Without changing a single word, restate the entries below.

___ Material to process

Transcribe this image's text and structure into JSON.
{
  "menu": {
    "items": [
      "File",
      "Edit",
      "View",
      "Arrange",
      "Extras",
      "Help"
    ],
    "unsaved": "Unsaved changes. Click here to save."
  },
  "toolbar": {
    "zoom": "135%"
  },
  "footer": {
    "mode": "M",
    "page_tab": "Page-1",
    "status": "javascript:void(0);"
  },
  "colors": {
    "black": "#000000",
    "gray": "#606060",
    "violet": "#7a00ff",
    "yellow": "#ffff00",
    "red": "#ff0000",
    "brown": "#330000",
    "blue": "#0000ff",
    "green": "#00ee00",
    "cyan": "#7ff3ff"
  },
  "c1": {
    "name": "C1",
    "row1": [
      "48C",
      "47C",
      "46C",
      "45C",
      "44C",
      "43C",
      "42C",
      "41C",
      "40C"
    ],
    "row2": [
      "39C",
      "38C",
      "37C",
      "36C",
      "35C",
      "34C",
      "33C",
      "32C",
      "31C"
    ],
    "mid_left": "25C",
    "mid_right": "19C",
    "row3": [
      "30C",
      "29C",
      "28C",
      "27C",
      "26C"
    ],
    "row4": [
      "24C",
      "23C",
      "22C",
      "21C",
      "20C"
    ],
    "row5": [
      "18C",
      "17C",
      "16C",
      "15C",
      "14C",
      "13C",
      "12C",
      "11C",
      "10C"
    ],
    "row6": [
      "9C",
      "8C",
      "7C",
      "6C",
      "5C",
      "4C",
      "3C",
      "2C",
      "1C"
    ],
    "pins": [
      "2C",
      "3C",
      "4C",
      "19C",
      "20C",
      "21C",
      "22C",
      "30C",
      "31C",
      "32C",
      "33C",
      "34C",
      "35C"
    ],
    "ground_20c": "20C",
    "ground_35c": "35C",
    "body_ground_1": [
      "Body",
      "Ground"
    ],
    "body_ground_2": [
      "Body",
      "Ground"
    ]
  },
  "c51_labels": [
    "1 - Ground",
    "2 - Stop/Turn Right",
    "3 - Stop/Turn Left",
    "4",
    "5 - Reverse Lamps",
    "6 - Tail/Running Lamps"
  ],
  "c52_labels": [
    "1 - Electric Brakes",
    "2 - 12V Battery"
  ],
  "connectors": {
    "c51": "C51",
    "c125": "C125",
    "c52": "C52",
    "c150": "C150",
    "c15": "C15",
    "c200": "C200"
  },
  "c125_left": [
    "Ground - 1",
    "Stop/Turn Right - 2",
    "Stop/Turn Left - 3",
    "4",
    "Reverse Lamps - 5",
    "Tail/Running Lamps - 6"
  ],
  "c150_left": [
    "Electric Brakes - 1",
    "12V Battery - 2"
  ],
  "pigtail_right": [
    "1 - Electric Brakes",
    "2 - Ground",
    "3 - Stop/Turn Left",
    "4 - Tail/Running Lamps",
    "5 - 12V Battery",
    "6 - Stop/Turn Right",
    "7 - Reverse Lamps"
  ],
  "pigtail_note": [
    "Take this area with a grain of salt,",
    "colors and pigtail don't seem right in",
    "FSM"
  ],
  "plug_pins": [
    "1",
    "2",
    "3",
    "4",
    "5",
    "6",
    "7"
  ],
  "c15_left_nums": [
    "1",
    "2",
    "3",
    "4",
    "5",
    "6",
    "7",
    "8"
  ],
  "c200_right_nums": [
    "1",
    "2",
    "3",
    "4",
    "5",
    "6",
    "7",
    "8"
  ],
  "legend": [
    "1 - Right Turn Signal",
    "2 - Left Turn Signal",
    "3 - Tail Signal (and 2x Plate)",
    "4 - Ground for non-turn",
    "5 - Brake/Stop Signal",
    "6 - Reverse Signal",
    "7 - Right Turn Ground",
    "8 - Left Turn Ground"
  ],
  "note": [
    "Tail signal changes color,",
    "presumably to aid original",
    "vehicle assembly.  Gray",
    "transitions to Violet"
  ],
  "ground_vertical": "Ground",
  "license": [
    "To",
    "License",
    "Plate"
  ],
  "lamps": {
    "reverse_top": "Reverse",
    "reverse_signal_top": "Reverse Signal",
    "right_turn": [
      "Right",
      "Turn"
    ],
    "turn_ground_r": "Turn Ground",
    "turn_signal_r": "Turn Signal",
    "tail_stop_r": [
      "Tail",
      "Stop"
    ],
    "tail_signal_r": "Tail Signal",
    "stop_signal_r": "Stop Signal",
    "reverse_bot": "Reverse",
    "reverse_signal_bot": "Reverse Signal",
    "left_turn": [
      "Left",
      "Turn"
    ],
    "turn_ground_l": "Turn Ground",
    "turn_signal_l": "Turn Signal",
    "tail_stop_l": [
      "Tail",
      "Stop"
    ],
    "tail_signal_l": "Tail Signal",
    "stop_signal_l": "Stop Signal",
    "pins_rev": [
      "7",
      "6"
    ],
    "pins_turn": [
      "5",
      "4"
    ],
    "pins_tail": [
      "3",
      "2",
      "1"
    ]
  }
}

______

Result for this task:
Transcribe this image's text and structure into JSON.
{
  "menu": {
    "items": [
      "File",
      "Edit",
      "View",
      "Arrange",
      "Extras",
      "Help"
    ],
    "unsaved": "Unsaved changes. Click here to save."
  },
  "toolbar": {
    "zoom": "135%"
  },
  "footer": {
    "mode": "M",
    "page_tab": "Page-1",
    "status": "javascript:void(0);"
  },
  "colors": {
    "black": "#000000",
    "gray": "#606060",
    "violet": "#7a00ff",
    "yellow": "#ffff00",
    "red": "#ff0000",
    "brown": "#330000",
    "blue": "#0000ff",
    "green": "#00ee00",
    "cyan": "#7ff3ff"
  },
  "c1": {
    "name": "C1",
    "row1": [
      "48C",
      "47C",
      "46C",
      "45C",
      "44C",
      "43C",
      "42C",
      "41C",
      "40C"
    ],
    "row2": [
      "39C",
      "38C",
      "37C",
      "36C",
      "35C",
      "34C",
      "33C",
      "32C",
      "31C"
    ],
    "mid_left": "25C",
    "mid_right": "19C",
    "row3": [
      "30C",
      "29C",
      "28C",
      "27C",
      "26C"
    ],
    "row4": [
      "24C",
      "23C",
      "22C",
      "21C",
      "20C"
    ],
    "row5": [
      "18C",
      "17C",
      "16C",
      "15C",
      "14C",
      "13C",
      "12C",
      "11C",
      "10C"
    ],
    "row6": [
      "9C",
      "8C",
      "7C",
      "6C",
      "5C",
      "4C",
      "3C",
      "2C",
      "1C"
    ],
    "pins": [
      "2C",
      "3C",
      "4C",
      "19C",
      "20C",
      "21C",
      "22C",
      "30C",
      "31C",
      "32C",
      "33C",
      "34C",
      "35C"
    ],
    "ground_20c": "20C",
    "ground_35c": "35C",
    "body_ground_1": [
      "Body",
      "Ground"
    ],
    "body_ground_2": [
      "Body",
      "Ground"
    ]
  },
  "c51_labels": [
    "1 - Ground",
    "2 - Stop/Turn Right",
    "3 - Stop/Turn Left",
    "4",
    "5 - Reverse Lamps",
    "6 - Tail/Running Lamps"
  ],
  "c52_labels": [
    "1 - Electric Brakes",
    "2 - 12V Battery"
  ],
  "connectors": {
    "c51": "C51",
    "c125": "C125",
    "c52": "C52",
    "c150": "C150",
    "c15": "C15",
    "c200": "C200"
  },
  "c125_left": [
    "Ground - 1",
    "Stop/Turn Right - 2",
    "Stop/Turn Left - 3",
    "4",
    "Reverse Lamps - 5",
    "Tail/Running Lamps - 6"
  ],
  "c150_left": [
    "Electric Brakes - 1",
    "12V Battery - 2"
  ],
  "pigtail_right": [
    "1 - Electric Brakes",
    "2 - Ground",
    "3 - Stop/Turn Left",
    "4 - Tail/Running Lamps",
    "5 - 12V Battery",
    "6 - Stop/Turn Right",
    "7 - Reverse Lamps"
  ],
  "pigtail_note": [
    "Take this area with a grain of salt,",
    "colors and pigtail don't seem right in",
    "FSM"
  ],
  "plug_pins": [
    "1",
    "2",
    "3",
    "4",
    "5",
    "6",
    "7"
  ],
  "c15_left_nums": [
    "1",
    "2",
    "3",
    "4",
    "5",
    "6",
    "7",
    "8"
  ],
  "c200_right_nums": [
    "1",
    "2",
    "3",
    "4",
    "5",
    "6",
    "7",
    "8"
  ],
  "legend": [
    "1 - Right Turn Signal",
    "2 - Left Turn Signal",
    "3 - Tail Signal (and 2x Plate)",
    "4 - Ground for non-turn",
    "5 - Brake/Stop Signal",
    "6 - Reverse Signal",
    "7 - Right Turn Ground",
    "8 - Left Turn Ground"
  ],
  "note": [
    "Tail signal changes color,",
    "presumably to aid original",
    "vehicle assembly.  Gray",
    "transitions to Violet"
  ],
  "ground_vertical": "Ground",
  "license": [
    "To",
    "License",
    "Plate"
  ],
  "lamps": {
    "reverse_top": "Reverse",
    "reverse_signal_top": "Reverse Signal",
    "right_turn": [
      "Right",
      "Turn"
    ],
    "turn_ground_r": "Turn Ground",
    "turn_signal_r": "Turn Signal",
    "tail_stop_r": [
      "Tail",
      "Stop"
    ],
    "tail_signal_r": "Tail Signal",
    "stop_signal_r": "Stop Signal",
    "reverse_bot": "Reverse",
    "reverse_signal_bot": "Reverse Signal",
    "left_turn": [
      "Left",
      "Turn"
    ],
    "turn_ground_l": "Turn Ground",
    "turn_signal_l": "Turn Signal",
    "tail_stop_l": [
      "Tail",
      "Stop"
    ],
    "tail_signal_l": "Tail Signal",
    "stop_signal_l": "Stop Signal",
    "pins_rev": [
      "7",
      "6"
    ],
    "pins_turn": [
      "5",
      "4"
    ],
    "pins_tail": [
      "3",
      "2",
      "1"
    ]
  }
}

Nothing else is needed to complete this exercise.